Happy Hangul Day, ladies and gentlemen. Today we celebrate the national language of Korea (Hangul) and King Sejong the Great, one of Korea’s most revered leaders. To commemorate the day (which everyone else had off), I will tell you the story of how the national language was formed, as told to me by my language exchange partner, Soohyun.
It was the year 1443 and King Sejong, the 4th ruler of the Joseon Dynasty, decided in order for Korea to become a great nation, the entire population had to be united by literacy (great man, this King Sejong). Up until that time, only the ruling upper class was privy to the written language called hanja, which was adapted from Chinese characters. The written word was very complex and divided the people of Korea. King Sejong was a great uniter and fought the courts to create such a language that could be written easily by all people.
So where to begin, you might ask, when creating a language from the air? As a unifier and egalitarian, Sejong looked to the one thing shared by most all members of Korean society, from lower to upper classes – the same metal-grated doorframe. Starting in the top left of such a doorframe and working one’s way left to right, square by square, Sejung drew up a 28-character language consisting of ten vowels and fourteen consonants. Each syllable was made up of a combination of vowels and consonants and is written as a three part symbol with a consonant-vowel-consonant formation. The letters are also said to mirror the shapes your mouth makes when pronouncing them.
If a syllable starts with a vowel, a circular placeholder fills the spot of the first consonant. That is why Hangul is so easy to identify of all Asian languages – just look for the circles. I bet if you keep your eyes peeled, you’ll see Korean restaurants all over.

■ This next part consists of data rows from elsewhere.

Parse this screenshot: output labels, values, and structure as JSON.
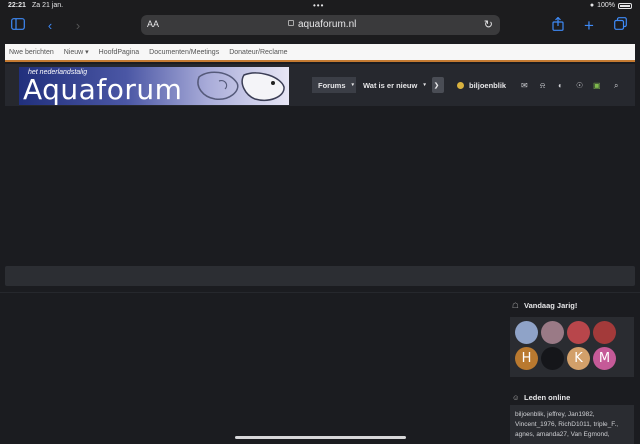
{
  "status": {
    "time": "22:21",
    "date": "Za 21 jan.",
    "battery": "100%"
  },
  "browser": {
    "text_size": "AA",
    "url": "aquaforum.nl"
  },
  "topnav": {
    "items": [
      "Nwe berichten",
      "Nieuw ▾",
      "HoofdPagina",
      "Documenten/Meetings",
      "Donateur/Reclame"
    ]
  },
  "header": {
    "logo_small": "het nederlandstalig",
    "logo_big": "Aquaforum",
    "forums": "Forums",
    "wat_is_er_nieuw": "Wat is er nieuw",
    "username": "biljoenblik"
  },
  "sidebar": {
    "birthday_title": "Vandaag Jarig!",
    "avatars": [
      {
        "label": "",
        "color": "#8fa3c8"
      },
      {
        "label": "",
        "color": "#9a7a86"
      },
      {
        "label": "",
        "color": "#b8464b"
      },
      {
        "label": "",
        "color": "#a33a3a"
      },
      {
        "label": "H",
        "color": "#b9792f"
      },
      {
        "label": "",
        "color": "#15161a"
      },
      {
        "label": "K",
        "color": "#d2a06a"
      },
      {
        "label": "M",
        "color": "#c55a98"
      }
    ],
    "online_title": "Leden online",
    "online_text": "biljoenblik, jeffrey, Jan1982, Vincent_1976, RichD1011, triple_F., agnes, amanda27, Van Egmond,"
  },
  "colors": {
    "accent": "#c57b32",
    "link_blue": "#3e8af7",
    "background": "#1b1c20"
  }
}
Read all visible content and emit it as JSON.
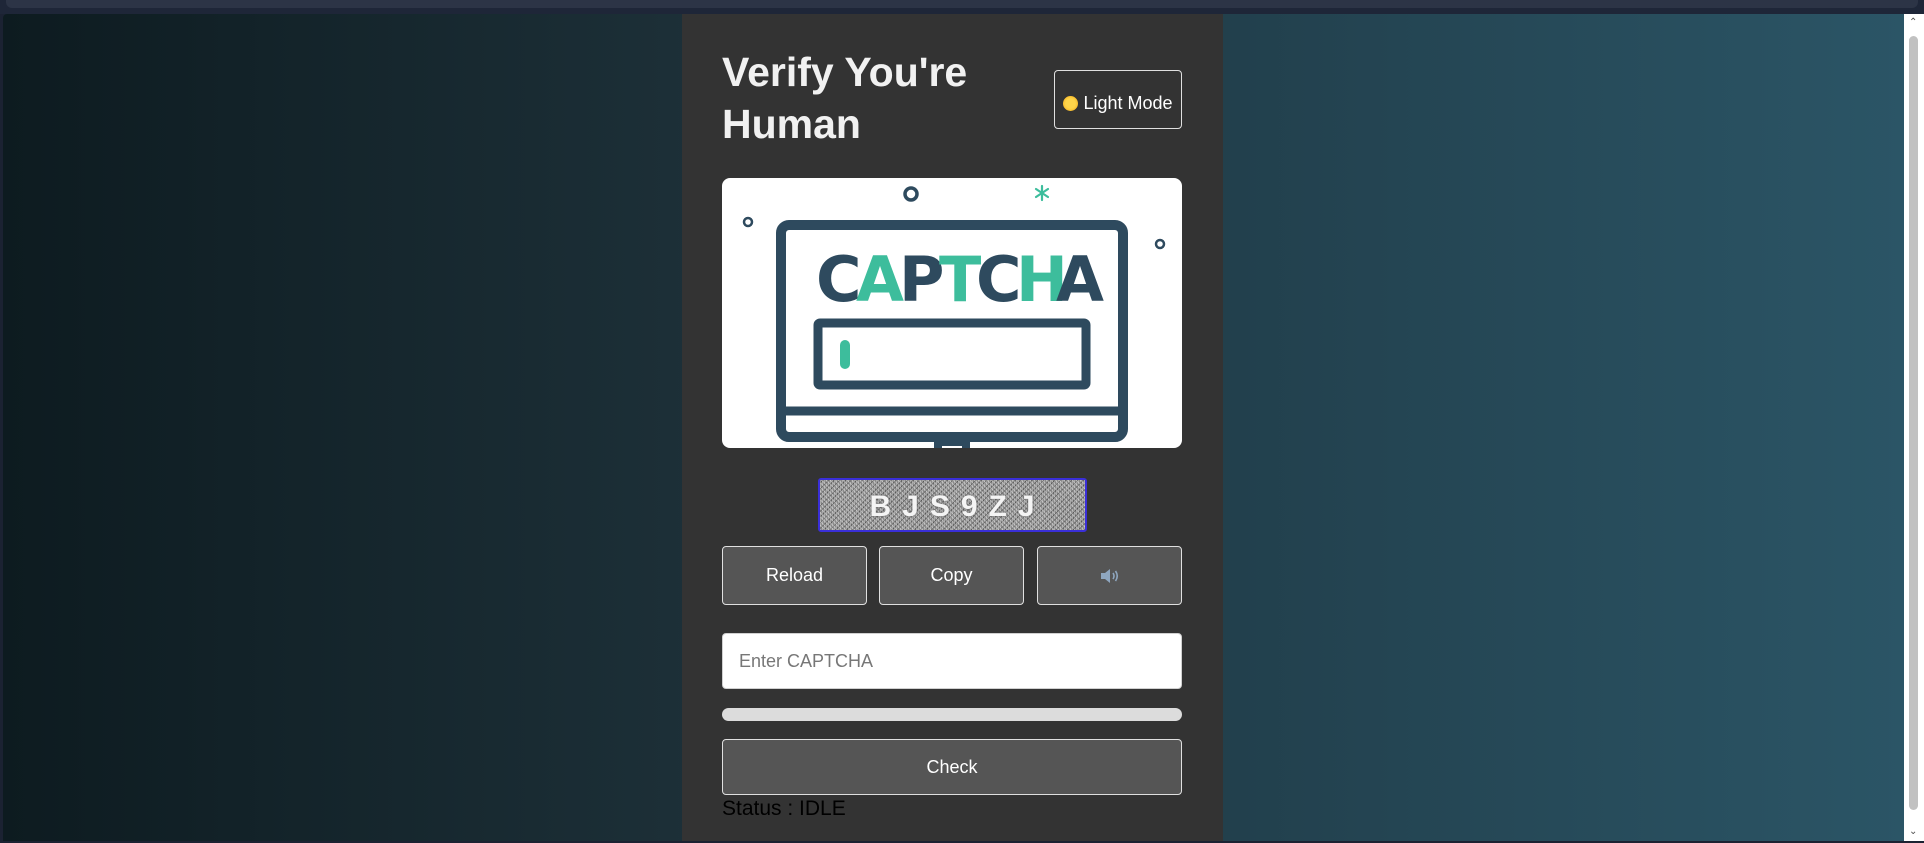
{
  "page": {
    "title": "Verify You're Human",
    "theme_toggle": {
      "icon": "sun-icon",
      "label": "Light Mode"
    }
  },
  "illustration": {
    "word": "CAPTCHA",
    "colors": {
      "dark": "#2e4a5e",
      "accent": "#3dbd9c"
    }
  },
  "captcha": {
    "code": "BJS9ZJ"
  },
  "buttons": {
    "reload": "Reload",
    "copy": "Copy",
    "audio_icon": "speaker-icon"
  },
  "input": {
    "placeholder": "Enter CAPTCHA",
    "value": ""
  },
  "progress": {
    "value": 0
  },
  "check": {
    "label": "Check"
  },
  "status": {
    "text": "Status : IDLE"
  },
  "colors": {
    "card_bg": "#333333",
    "button_bg": "#555555",
    "captcha_border": "#3a2fd8"
  }
}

The sign of the X above is very common in Korea – obviously meaning “no” it’s either signed with your index fingers or your full arms across your chest. This non-verbal form of communication is successful when fending off an overzealous shopkeeper as well as unwanted advances on the subway. Remember, children of the 90s, just say no.
Another fun language find is that ne (pronounced “nay”) means “yes” in Korean. Since I say “nay” in real life to mean “no”, this has been a fun twist.
Though this language is considered very simple to read, I am digesting it slowly. It’s been fun to be out and about and working to sound out subway stops on the train and signs of local businesses. It will take some time, but it’s something I’m really enjoying.
Many colleagues have assured me that you don’t need to speak or read Korean to live here. This is definitely true, but what’s the fun in moving to a new country without giving communication a shot? So far, I can only see an upside. I’m getting pretty good with cab directions and starting to understand restaurant menus. Try your hand at it below. Japanese included as well. No pressure!